Policy document says councils should have credit check powers to fight benefit fraud
Data protection laws would be eased to allow local authorities to carry out credit checks in the effort to drive down housing benefit fraud, under plans outlined in a Labour Party policy document.
The Zero-Based Review on housing benefit says that claimants would face the same checks as people applying for a mortgage or other bank loan. This would be designed to crack down on cheats who are driving up the £24bn annual bill for the benefit.
At present, councils administering the payments do not carry out credit checks to verify claimants are entitled to them, relying instead on self-reporting.
The party would also scrap the government's plan to take housing benefit fraud investigation away from local authorities.

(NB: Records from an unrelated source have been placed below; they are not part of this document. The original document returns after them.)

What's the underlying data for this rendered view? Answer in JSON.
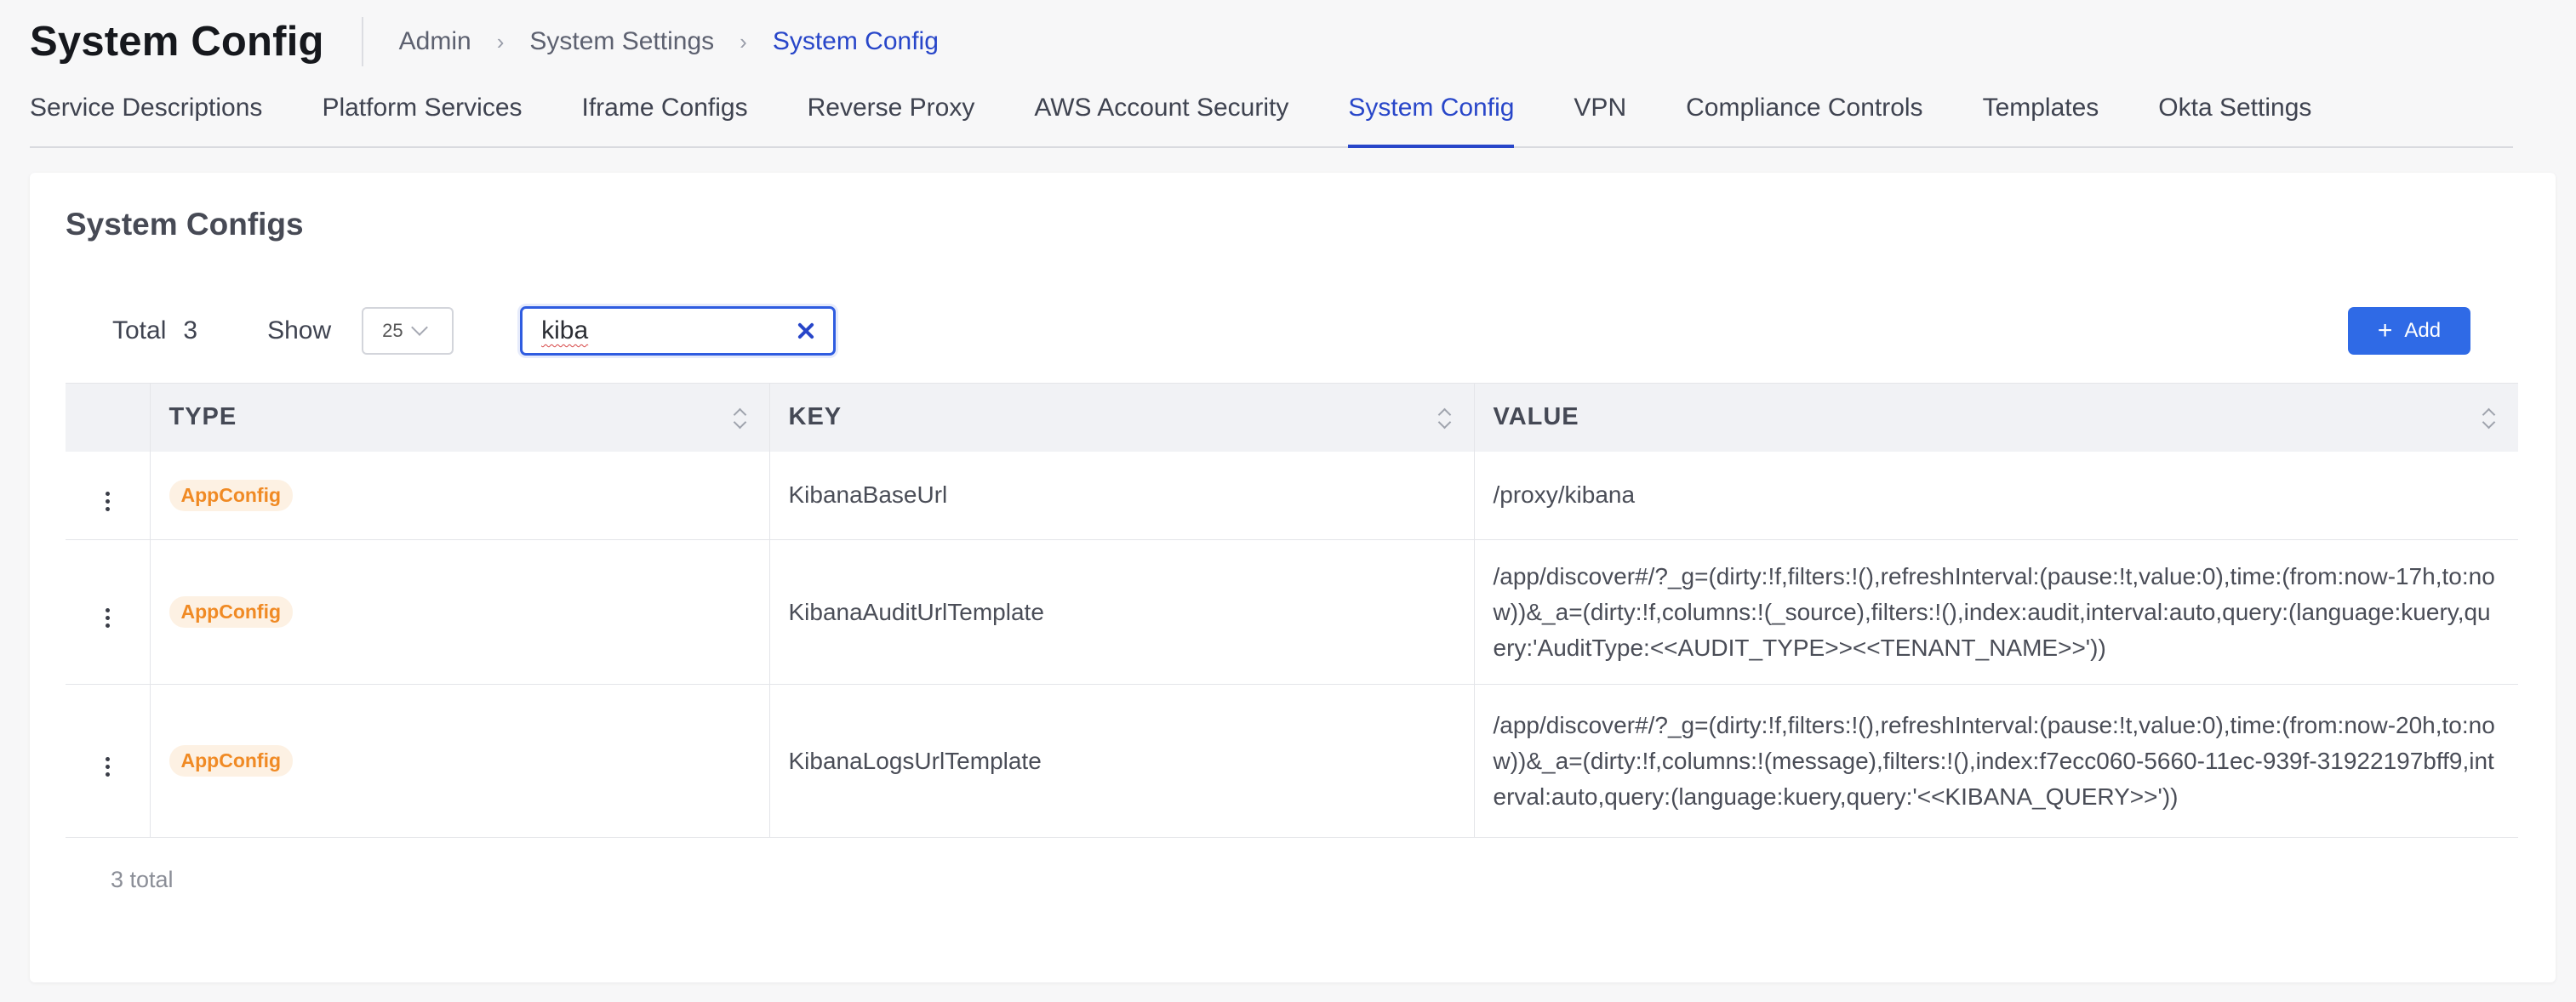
{
  "header": {
    "title": "System Config",
    "breadcrumb": [
      "Admin",
      "System Settings",
      "System Config"
    ]
  },
  "tabs": [
    {
      "label": "Service Descriptions",
      "active": false
    },
    {
      "label": "Platform Services",
      "active": false
    },
    {
      "label": "Iframe Configs",
      "active": false
    },
    {
      "label": "Reverse Proxy",
      "active": false
    },
    {
      "label": "AWS Account Security",
      "active": false
    },
    {
      "label": "System Config",
      "active": true
    },
    {
      "label": "VPN",
      "active": false
    },
    {
      "label": "Compliance Controls",
      "active": false
    },
    {
      "label": "Templates",
      "active": false
    },
    {
      "label": "Okta Settings",
      "active": false
    }
  ],
  "card": {
    "title": "System Configs",
    "total_label": "Total",
    "total_value": "3",
    "show_label": "Show",
    "page_size": "25",
    "search_value": "kiba",
    "add_label": "Add",
    "footer_total": "3 total"
  },
  "table": {
    "columns": [
      "TYPE",
      "KEY",
      "VALUE"
    ],
    "rows": [
      {
        "type": "AppConfig",
        "key": "KibanaBaseUrl",
        "value": "/proxy/kibana"
      },
      {
        "type": "AppConfig",
        "key": "KibanaAuditUrlTemplate",
        "value": "/app/discover#/?_g=(dirty:!f,filters:!(),refreshInterval:(pause:!t,value:0),time:(from:now-17h,to:now))&_a=(dirty:!f,columns:!(_source),filters:!(),index:audit,interval:auto,query:(language:kuery,query:'AuditType:<<AUDIT_TYPE>><<TENANT_NAME>>'))"
      },
      {
        "type": "AppConfig",
        "key": "KibanaLogsUrlTemplate",
        "value": "/app/discover#/?_g=(dirty:!f,filters:!(),refreshInterval:(pause:!t,value:0),time:(from:now-20h,to:now))&_a=(dirty:!f,columns:!(message),filters:!(),index:f7ecc060-5660-11ec-939f-31922197bff9,interval:auto,query:(language:kuery,query:'<<KIBANA_QUERY>>'))"
      }
    ]
  },
  "colors": {
    "accent": "#2846c9",
    "button": "#2f6ae6",
    "badge_text": "#f08a24",
    "badge_bg": "#fdf1e3"
  }
}
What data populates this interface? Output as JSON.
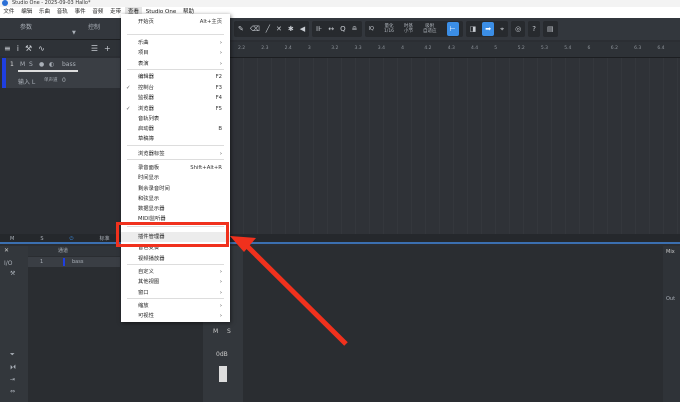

Rachel Reeves, Labour's work and pensions spokeswoman, said delays to Universal Credit, which will eventually swallow up housing benefit, had led ministers to take their eyes off failures in the existing system. She set a target for her party to cut the bill by £1bn over the course of the next parliament - which could include requiring claimants to waive data protection rights.
Powers to be removed
Labour's policy document reads: "The government is set to further reduce the ability of local authorities to tackle fraud by removing their powers and transferring the function to a Single Fraud Investigation Service (SFIS) in Whitehall.
"As the DWP (Department for Work and Pensions) select committee has said, this makes no sense in the context of the hugely delayed roll out of Universal Credit. Labour will therefore enable local authorities to retain their fraud investigation powers at least until Universal Credit is fully rolled out."
The document says credit checks helped HM Revenue & Customs cut error and fraud in disability-related tax credits by 72% between 2008-09 and 2010-11.
It adds: "Labour will therefore carry out a consultation on how to increase the use of data from credit reference agencies, and will investigate how we can better use data from the payments industry, including looking at how information from bank accounts could be used more effectively."
The House of Commons DWP select committee has previously warned that the switch to Universal Credit will lead to the loss of vital fraud-busting technology in town halls.
At present, councils can trap fraudsters by cross-checking their claims against data they hold on them from numerous other council services. But the DWP has yet to demonstrate how it will carry out similar checks when it assumes responsibility for housing benefit.
Picture by Colin, CC-BY-SA-4.0 via Wikimedia Commons